Personally, if I'm mixing and matching MIDI-triggered samples and audio drums, I prefer to just record the full acoustic kit as normal, with a close mic on the kick. After recording, I feed the kick signal to Drumagog or KT Drum Trigger drum‑replacer software (there are plenty of other options out there too), which, in turn, triggers drum‑sound software (in my case, BFD). If you use Drumagog, it's pretty easy to blend the sample with the natural sound to get something very usable — and if the spill in other close mics is bothering you, it's usually easy enough to remove the offending kick with gating or a bit of high‑pass filtering. The advantage of working in this way is that the drummer can hear the kick as part of the kit, which might make for a more natural recorded performance.
If you really don't want the acoustic kick present while recording, there are plenty of dedicated kick‑drum pads that can be used in conjunction with a normal kick pedal. There's one on my Roland TD6K V‑Drums kit, for example, and there are plenty of similar models on the market from Yamaha, Clavia, Alesis and others. However, most of these require a drum brain to turn each pedal hit into a MIDI signal that can be sent into the computer — which begins to seem a bit expensive for your purposes.
Another, cheaper, option would be to create a similar pad yourself. It should be easy enough to use a contact mic, suitably protected by a bit of rubber. You can send the resulting audio signal through your drum triggering/replacement software but, importantly, it doesn't matter what sort of sound you get (even if it is horribly distorted), because you're not going to listen to it: you're just using it as a trigger. You can pick up a contact mic for under a pound, and the required software for a donation of your choice (KT Drum Trigger, from www.smartelectronix.com). If you can give the drummer a suitable pad to stomp on, you might not even need a proper kick pedal for this. If this doesn't appeal, you could always try mapping any MIDI foot controller's switch to trigger a MIDI note and use that instead.

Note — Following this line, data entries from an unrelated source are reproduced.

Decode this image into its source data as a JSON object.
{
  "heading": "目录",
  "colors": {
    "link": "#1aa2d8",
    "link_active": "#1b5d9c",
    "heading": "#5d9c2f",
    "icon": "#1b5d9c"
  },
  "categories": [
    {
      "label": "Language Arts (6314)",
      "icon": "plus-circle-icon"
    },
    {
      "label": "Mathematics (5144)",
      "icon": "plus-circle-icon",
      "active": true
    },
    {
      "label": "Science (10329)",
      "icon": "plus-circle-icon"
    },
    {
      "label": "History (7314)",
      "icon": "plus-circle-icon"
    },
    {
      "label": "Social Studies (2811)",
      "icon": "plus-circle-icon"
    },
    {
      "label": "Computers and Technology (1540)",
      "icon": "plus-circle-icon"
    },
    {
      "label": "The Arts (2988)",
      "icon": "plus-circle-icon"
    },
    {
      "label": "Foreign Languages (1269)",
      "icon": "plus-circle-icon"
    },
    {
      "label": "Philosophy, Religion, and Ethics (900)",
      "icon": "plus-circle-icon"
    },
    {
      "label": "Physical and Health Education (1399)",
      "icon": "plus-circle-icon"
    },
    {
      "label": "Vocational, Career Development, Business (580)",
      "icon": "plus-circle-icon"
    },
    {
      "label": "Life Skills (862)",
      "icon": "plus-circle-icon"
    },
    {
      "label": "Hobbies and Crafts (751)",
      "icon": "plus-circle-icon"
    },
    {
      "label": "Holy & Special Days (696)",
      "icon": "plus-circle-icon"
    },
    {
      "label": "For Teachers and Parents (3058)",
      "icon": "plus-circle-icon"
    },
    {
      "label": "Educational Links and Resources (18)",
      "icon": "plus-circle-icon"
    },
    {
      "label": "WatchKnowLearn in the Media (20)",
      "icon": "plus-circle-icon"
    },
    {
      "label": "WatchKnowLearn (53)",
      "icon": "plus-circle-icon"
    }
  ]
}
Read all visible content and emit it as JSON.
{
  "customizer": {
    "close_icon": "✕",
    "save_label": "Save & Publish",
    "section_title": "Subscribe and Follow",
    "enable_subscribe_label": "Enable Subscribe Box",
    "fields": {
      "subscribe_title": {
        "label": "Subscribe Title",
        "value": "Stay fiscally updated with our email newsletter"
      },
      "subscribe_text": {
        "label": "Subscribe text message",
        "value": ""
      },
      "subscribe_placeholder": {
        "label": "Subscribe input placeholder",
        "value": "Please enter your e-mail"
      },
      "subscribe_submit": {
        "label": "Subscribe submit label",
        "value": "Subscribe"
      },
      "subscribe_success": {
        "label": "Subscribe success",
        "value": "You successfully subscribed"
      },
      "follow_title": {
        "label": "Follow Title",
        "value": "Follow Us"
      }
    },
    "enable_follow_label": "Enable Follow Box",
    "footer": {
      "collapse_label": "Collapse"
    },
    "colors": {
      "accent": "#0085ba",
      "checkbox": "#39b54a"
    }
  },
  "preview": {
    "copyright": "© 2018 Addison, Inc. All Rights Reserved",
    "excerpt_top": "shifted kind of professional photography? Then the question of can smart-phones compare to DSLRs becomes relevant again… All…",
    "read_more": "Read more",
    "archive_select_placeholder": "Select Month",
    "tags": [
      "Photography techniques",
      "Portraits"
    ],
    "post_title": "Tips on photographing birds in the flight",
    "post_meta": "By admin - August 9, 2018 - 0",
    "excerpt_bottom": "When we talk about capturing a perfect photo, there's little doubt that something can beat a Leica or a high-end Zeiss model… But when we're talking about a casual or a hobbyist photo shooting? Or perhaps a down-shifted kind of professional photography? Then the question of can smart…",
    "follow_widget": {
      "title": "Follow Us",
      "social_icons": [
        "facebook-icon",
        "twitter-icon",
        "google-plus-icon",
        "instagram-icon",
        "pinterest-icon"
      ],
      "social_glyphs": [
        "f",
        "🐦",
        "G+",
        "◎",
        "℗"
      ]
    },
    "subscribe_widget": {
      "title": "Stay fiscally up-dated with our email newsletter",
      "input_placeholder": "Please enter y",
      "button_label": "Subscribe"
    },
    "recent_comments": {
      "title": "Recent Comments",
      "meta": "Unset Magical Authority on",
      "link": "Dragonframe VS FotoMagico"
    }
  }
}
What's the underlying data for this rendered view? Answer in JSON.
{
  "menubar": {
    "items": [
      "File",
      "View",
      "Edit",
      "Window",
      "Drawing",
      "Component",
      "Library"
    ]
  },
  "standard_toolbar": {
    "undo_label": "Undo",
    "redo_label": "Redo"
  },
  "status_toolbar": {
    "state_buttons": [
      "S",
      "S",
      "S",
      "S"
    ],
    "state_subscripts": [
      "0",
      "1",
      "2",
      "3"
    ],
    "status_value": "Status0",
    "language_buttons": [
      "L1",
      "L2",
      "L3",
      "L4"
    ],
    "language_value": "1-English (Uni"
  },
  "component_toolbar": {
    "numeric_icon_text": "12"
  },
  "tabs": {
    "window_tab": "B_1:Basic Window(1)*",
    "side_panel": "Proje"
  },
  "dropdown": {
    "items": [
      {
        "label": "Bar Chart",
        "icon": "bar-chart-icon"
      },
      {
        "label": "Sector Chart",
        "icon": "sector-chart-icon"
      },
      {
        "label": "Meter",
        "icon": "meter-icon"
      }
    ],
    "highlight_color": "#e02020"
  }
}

Finally, you say that your kick drum sounds "rubbish” and it seems that you're seeking not an 'electro' or unusual kick sound, just a better one. In light of that, it's probably worth having a good look at your kick drum itself, checking that it's tuned as well as it possibly can be, and if not, tuning it. It might even be worth replacing it with a better‑sounding kick drum, as an alternative to the more complicated MIDI route.